If you have decided to quit smoking, there cannot be a better decision that you could have taken. It can be a very long process but half the battle is already won if you have made up your mind to kick the butt. You must remember that staying quit is the most important part of your decision. Every morning you wake up, you must resolve not to smoke. Each day you spend without smoking is a small victory in itself.

Smokers get addicted to nicotine and that is the biggest challenge. Nicotine addiction causes cigarette cravings which are just too difficult to resist. The longer a person smokes, and the more cigarettes the person smokes per day, the more difficult it becomes to get over the addiction. Cigarette cravings get weaker with each passing day and typically go in about 20 minutes. If you are able to get though the initial minutes of your cravings, it will be easier to resist the craving for good.

Resisting cigarette cravings

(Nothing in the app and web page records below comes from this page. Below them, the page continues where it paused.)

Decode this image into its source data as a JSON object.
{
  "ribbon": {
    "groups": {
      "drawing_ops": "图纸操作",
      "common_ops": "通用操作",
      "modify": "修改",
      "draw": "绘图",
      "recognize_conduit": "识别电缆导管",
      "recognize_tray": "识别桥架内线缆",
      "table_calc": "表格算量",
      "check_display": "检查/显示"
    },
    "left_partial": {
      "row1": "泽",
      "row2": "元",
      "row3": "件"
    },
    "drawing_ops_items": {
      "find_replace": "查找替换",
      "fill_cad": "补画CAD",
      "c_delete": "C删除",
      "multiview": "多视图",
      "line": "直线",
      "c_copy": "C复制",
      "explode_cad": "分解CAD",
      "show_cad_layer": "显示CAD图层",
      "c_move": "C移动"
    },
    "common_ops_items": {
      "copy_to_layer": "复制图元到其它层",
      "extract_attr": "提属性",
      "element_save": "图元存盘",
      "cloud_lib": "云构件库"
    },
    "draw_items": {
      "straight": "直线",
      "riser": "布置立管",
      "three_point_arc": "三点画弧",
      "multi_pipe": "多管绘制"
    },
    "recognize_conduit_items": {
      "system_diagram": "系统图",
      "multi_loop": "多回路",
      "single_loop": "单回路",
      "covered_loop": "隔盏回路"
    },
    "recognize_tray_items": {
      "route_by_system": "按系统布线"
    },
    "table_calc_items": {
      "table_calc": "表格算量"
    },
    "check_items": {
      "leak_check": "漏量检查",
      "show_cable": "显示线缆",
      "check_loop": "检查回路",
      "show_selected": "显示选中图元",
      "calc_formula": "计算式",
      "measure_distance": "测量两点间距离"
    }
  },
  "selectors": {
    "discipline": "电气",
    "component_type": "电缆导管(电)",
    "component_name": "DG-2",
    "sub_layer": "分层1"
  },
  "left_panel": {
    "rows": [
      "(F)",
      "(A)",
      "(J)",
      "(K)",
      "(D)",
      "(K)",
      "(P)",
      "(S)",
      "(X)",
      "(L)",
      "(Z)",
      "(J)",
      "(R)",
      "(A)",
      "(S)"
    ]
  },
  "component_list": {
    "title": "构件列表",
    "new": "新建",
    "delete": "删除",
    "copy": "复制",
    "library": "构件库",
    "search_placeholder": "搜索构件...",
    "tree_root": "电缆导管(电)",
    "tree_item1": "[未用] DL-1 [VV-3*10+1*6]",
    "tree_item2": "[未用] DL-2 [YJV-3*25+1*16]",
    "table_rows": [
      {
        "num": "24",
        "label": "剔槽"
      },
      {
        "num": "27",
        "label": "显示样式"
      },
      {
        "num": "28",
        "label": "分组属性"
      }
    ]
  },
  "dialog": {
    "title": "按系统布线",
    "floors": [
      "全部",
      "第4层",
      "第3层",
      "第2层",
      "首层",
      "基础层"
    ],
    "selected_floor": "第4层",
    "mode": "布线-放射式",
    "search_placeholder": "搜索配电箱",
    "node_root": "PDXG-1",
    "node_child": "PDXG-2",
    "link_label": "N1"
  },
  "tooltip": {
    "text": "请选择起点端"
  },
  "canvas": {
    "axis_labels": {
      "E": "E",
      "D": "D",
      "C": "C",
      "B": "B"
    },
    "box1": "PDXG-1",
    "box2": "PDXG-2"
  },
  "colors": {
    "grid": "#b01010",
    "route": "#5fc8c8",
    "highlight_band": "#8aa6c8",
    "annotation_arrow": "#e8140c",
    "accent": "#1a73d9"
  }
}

It is best to formulate a plan to resist your cigarette cravings. Most people advocate 4 Ds to overcome their cigarette cravings. These include taking a deep breath, drinking water, delay, and doing something.

Taking Deep Breaths

Whenever you have the irresistible urge to smoke, take ten deep breaths. If possible, go outside and fill your lungs with fresh air. You will feel good and will be able to overcome a part of the anxiety associated with nicotine withdrawal.

Drinking water

Drinking a glass of water will make you feel good. It will also help pacify your cravings and give you a calming feeling. Abstain from drinking coffee or alcohol that you might have associated with smoking in the past.

Delay and do something

You can delay your urge for smoking by doing something. You can get some exercise, call a friend, go for a movie, or chew a stick of gum. Exercising has been found to be very useful in fighting the urge to smoke. A person trying to quit smoking gains about eight pounds of weight. Exercising not only helps to lose these extra pounds but it also stimulates the brain chemicals that are helpful in fighting nicotine cravings.

Exercise and Cigarette Cravings

Adrian Taylor and a group of researchers from the University of Exeter in Britain have recently combined the data of 19 clinical trials to conclude that a bout of exercises can actually be helpful for people trying to reduce their nicotine cravings. During their study, smokers were randomly asked to indulge in exercise either by brisk walking or biking. The researchers found that after working out, the smokers had a lesser desire to smoke than they had before.

Exercise and smoking do not go hand in hand. They are like oil and water. There is no doubt about the fact that tobacco has a negative effect on your overall health and fitness. Quitting tobacco improves your overall fitness and exercise performance. In fact, if you exercise regularly, the chances of your quitting tobacco and staying quit increase manifold.

Exercise diminishes the nicotine withdrawal symptoms. It has been found that just about 10 minutes of moderate exercising can help curb your craving to smoke. Cravings are typically caused by common withdrawal symptoms such as boredom, anxiety, and stress. Exercising helps improve your mood and as a result there are fewer cravings.

Continue reading after recommendations

  • “The acute effects of exercise on cigarette cravings, withdrawal symptoms, affect and smoking behaviour: a systematic review”, by Adrian H. Taylor, et al. Published in the April 2007 issue of Addiction., accessed on September 30, 2012.
  • “Exercise interventions for smoking cessation”, by Ussher MH, et al. Published in the January 2012 issue of The Cochrane Collaboration, accessed on September 30, 2012.
  • Photo courtesy of orbis_emea on Flickr: www.flickr.com/photos/orbis_emea/8009098866
  • Photo courtesy of siggichurchill on Flickr: www.flickr.com/photos/siggichurchill/3175387979